### Task to carry out
The entries below are to be returned as written, with all pictures dropped.

= Beginning of Section =

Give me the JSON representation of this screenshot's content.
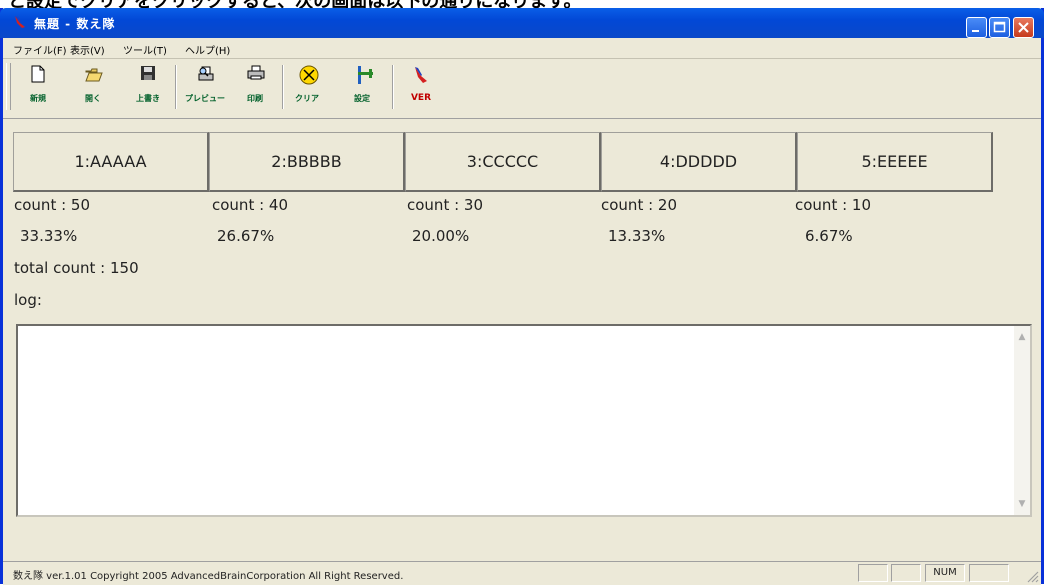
{
  "window": {
    "title": "無題 - 数え隊",
    "accent_color": "#0a5fe8",
    "controls": [
      "minimize",
      "maximize",
      "close"
    ]
  },
  "menu": [
    {
      "label": "ファイル(F)"
    },
    {
      "label": "表示(V)"
    },
    {
      "label": "ツール(T)"
    },
    {
      "label": "ヘルプ(H)"
    }
  ],
  "toolbar": [
    {
      "label": "新規",
      "icon": "new-document-icon"
    },
    {
      "label": "開く",
      "icon": "open-folder-icon"
    },
    {
      "label": "上書き",
      "icon": "save-disk-icon"
    },
    {
      "label": "プレビュー",
      "icon": "print-preview-icon"
    },
    {
      "label": "印刷",
      "icon": "printer-icon"
    },
    {
      "label": "クリア",
      "icon": "clear-circle-icon"
    },
    {
      "label": "設定",
      "icon": "settings-icon"
    },
    {
      "label": "VER",
      "icon": "version-icon"
    }
  ],
  "categories": [
    {
      "label": "1:AAAAA",
      "count_text": "count : 50",
      "percent": "33.33%"
    },
    {
      "label": "2:BBBBB",
      "count_text": "count : 40",
      "percent": "26.67%"
    },
    {
      "label": "3:CCCCC",
      "count_text": "count : 30",
      "percent": "20.00%"
    },
    {
      "label": "4:DDDDD",
      "count_text": "count : 20",
      "percent": "13.33%"
    },
    {
      "label": "5:EEEEE",
      "count_text": "count : 10",
      "percent": "6.67%"
    }
  ],
  "total_text": "total count : 150",
  "log_label": "log:",
  "log_value": "",
  "status": {
    "text": "数え隊 ver.1.01 Copyright 2005 AdvancedBrainCorporation All Right Reserved.",
    "num_indicator": "NUM"
  },
  "page_caption": "と設定でクリアをクリックすると、次の画面は以下の通りになります。"
}
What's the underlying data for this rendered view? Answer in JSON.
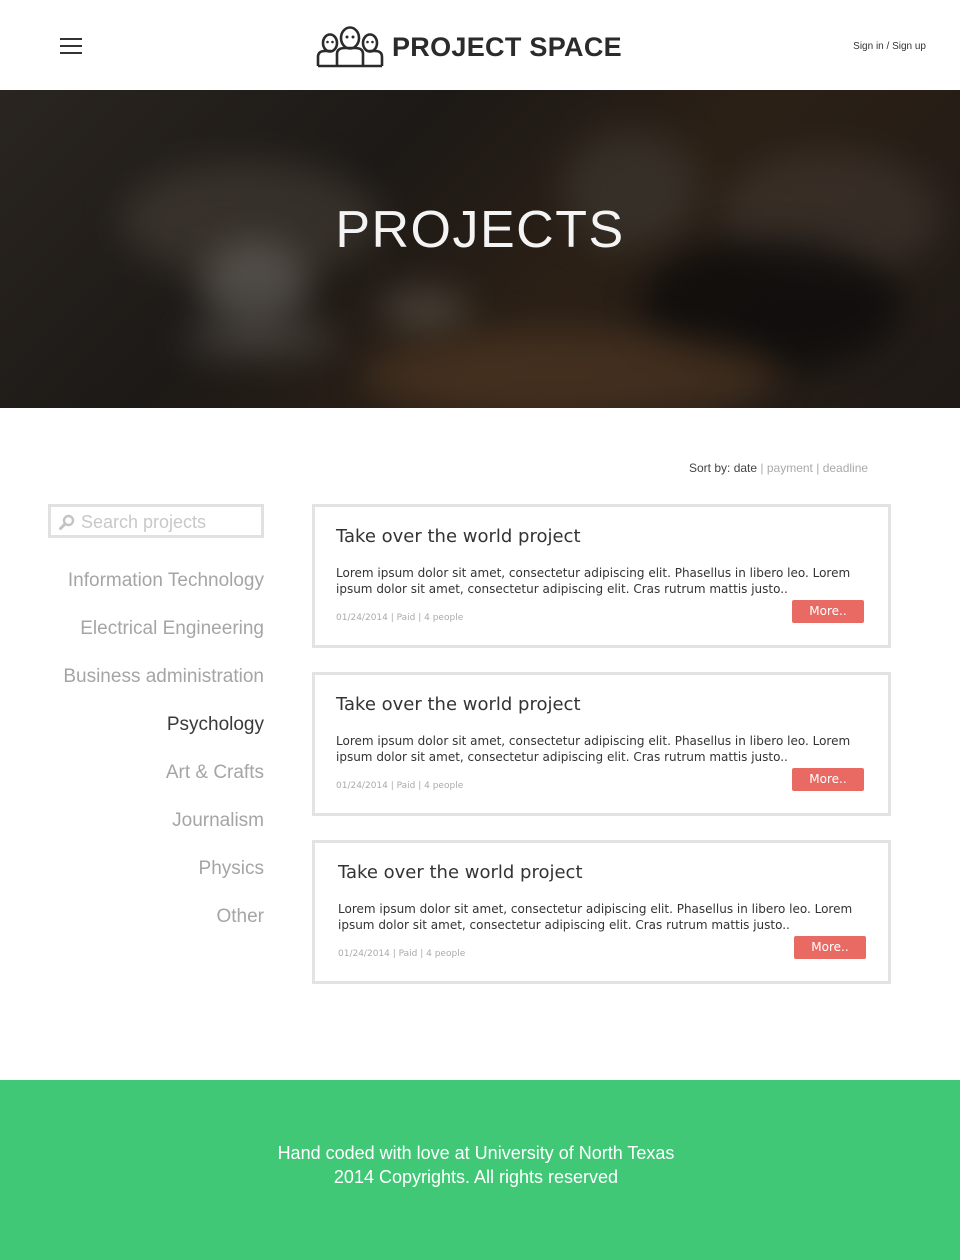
{
  "header": {
    "logo_text": "PROJECT SPACE",
    "auth_sign_in": "Sign in",
    "auth_separator": " / ",
    "auth_sign_up": "Sign up"
  },
  "hero": {
    "title": "PROJECTS"
  },
  "sort": {
    "label": "Sort  by:",
    "options": [
      "date",
      "payment",
      "deadline"
    ],
    "active": "date",
    "separator": " | "
  },
  "search": {
    "placeholder": "Search projects",
    "value": ""
  },
  "categories": {
    "items": [
      {
        "label": "Information Technology"
      },
      {
        "label": "Electrical Engineering"
      },
      {
        "label": "Business administration"
      },
      {
        "label": "Psychology",
        "active": true
      },
      {
        "label": "Art & Crafts"
      },
      {
        "label": "Journalism"
      },
      {
        "label": "Physics"
      },
      {
        "label": "Other"
      }
    ]
  },
  "projects": [
    {
      "title": "Take over the world project",
      "description": "Lorem ipsum dolor sit amet, consectetur adipiscing elit. Phasellus in libero leo. Lorem ipsum dolor sit amet, consectetur adipiscing elit. Cras rutrum mattis justo..",
      "meta": "01/24/2014 | Paid | 4 people",
      "button": "More.."
    },
    {
      "title": "Take over the world project",
      "description": "Lorem ipsum dolor sit amet, consectetur adipiscing elit. Phasellus in libero leo. Lorem ipsum dolor sit amet, consectetur adipiscing elit. Cras rutrum mattis justo..",
      "meta": "01/24/2014 | Paid | 4 people",
      "button": "More.."
    },
    {
      "title": "Take over the world project",
      "description": "Lorem ipsum dolor sit amet, consectetur adipiscing elit. Phasellus in libero leo. Lorem ipsum dolor sit amet, consectetur adipiscing elit. Cras rutrum mattis justo..",
      "meta": "01/24/2014 | Paid | 4 people",
      "button": "More.."
    }
  ],
  "footer": {
    "line1": "Hand coded with love at University of North Texas",
    "line2": "2014 Copyrights. All rights reserved"
  },
  "colors": {
    "accent_button": "#e96a63",
    "footer_bg": "#41c877",
    "category_active": "#3a3a3a",
    "category_inactive": "#a5a5a5"
  },
  "icons": {
    "menu": "hamburger-menu-icon",
    "logo": "people-group-icon",
    "search": "search-icon"
  }
}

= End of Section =

### Task output
Give me the JSON representation of this screenshot's content.
{
  "window": {
    "title": "無題 - 数え隊",
    "accent_color": "#0a5fe8",
    "controls": [
      "minimize",
      "maximize",
      "close"
    ]
  },
  "menu": [
    {
      "label": "ファイル(F)"
    },
    {
      "label": "表示(V)"
    },
    {
      "label": "ツール(T)"
    },
    {
      "label": "ヘルプ(H)"
    }
  ],
  "toolbar": [
    {
      "label": "新規",
      "icon": "new-document-icon"
    },
    {
      "label": "開く",
      "icon": "open-folder-icon"
    },
    {
      "label": "上書き",
      "icon": "save-disk-icon"
    },
    {
      "label": "プレビュー",
      "icon": "print-preview-icon"
    },
    {
      "label": "印刷",
      "icon": "printer-icon"
    },
    {
      "label": "クリア",
      "icon": "clear-circle-icon"
    },
    {
      "label": "設定",
      "icon": "settings-icon"
    },
    {
      "label": "VER",
      "icon": "version-icon"
    }
  ],
  "categories": [
    {
      "label": "1:AAAAA",
      "count_text": "count : 50",
      "percent": "33.33%"
    },
    {
      "label": "2:BBBBB",
      "count_text": "count : 40",
      "percent": "26.67%"
    },
    {
      "label": "3:CCCCC",
      "count_text": "count : 30",
      "percent": "20.00%"
    },
    {
      "label": "4:DDDDD",
      "count_text": "count : 20",
      "percent": "13.33%"
    },
    {
      "label": "5:EEEEE",
      "count_text": "count : 10",
      "percent": "6.67%"
    }
  ],
  "total_text": "total count : 150",
  "log_label": "log:",
  "log_value": "",
  "status": {
    "text": "数え隊 ver.1.01 Copyright 2005 AdvancedBrainCorporation All Right Reserved.",
    "num_indicator": "NUM"
  },
  "page_caption": "と設定でクリアをクリックすると、次の画面は以下の通りになります。"
}
What's the underlying data for this rendered view? Answer in JSON.
{
  "header": {
    "logo_text": "PROJECT SPACE",
    "auth_sign_in": "Sign in",
    "auth_separator": " / ",
    "auth_sign_up": "Sign up"
  },
  "hero": {
    "title": "PROJECTS"
  },
  "sort": {
    "label": "Sort  by:",
    "options": [
      "date",
      "payment",
      "deadline"
    ],
    "active": "date",
    "separator": " | "
  },
  "search": {
    "placeholder": "Search projects",
    "value": ""
  },
  "categories": {
    "items": [
      {
        "label": "Information Technology"
      },
      {
        "label": "Electrical Engineering"
      },
      {
        "label": "Business administration"
      },
      {
        "label": "Psychology",
        "active": true
      },
      {
        "label": "Art & Crafts"
      },
      {
        "label": "Journalism"
      },
      {
        "label": "Physics"
      },
      {
        "label": "Other"
      }
    ]
  },
  "projects": [
    {
      "title": "Take over the world project",
      "description": "Lorem ipsum dolor sit amet, consectetur adipiscing elit. Phasellus in libero leo. Lorem ipsum dolor sit amet, consectetur adipiscing elit. Cras rutrum mattis justo..",
      "meta": "01/24/2014 | Paid | 4 people",
      "button": "More.."
    },
    {
      "title": "Take over the world project",
      "description": "Lorem ipsum dolor sit amet, consectetur adipiscing elit. Phasellus in libero leo. Lorem ipsum dolor sit amet, consectetur adipiscing elit. Cras rutrum mattis justo..",
      "meta": "01/24/2014 | Paid | 4 people",
      "button": "More.."
    },
    {
      "title": "Take over the world project",
      "description": "Lorem ipsum dolor sit amet, consectetur adipiscing elit. Phasellus in libero leo. Lorem ipsum dolor sit amet, consectetur adipiscing elit. Cras rutrum mattis justo..",
      "meta": "01/24/2014 | Paid | 4 people",
      "button": "More.."
    }
  ],
  "footer": {
    "line1": "Hand coded with love at University of North Texas",
    "line2": "2014 Copyrights. All rights reserved"
  },
  "colors": {
    "accent_button": "#e96a63",
    "footer_bg": "#41c877",
    "category_active": "#3a3a3a",
    "category_inactive": "#a5a5a5"
  },
  "icons": {
    "menu": "hamburger-menu-icon",
    "logo": "people-group-icon",
    "search": "search-icon"
  }
}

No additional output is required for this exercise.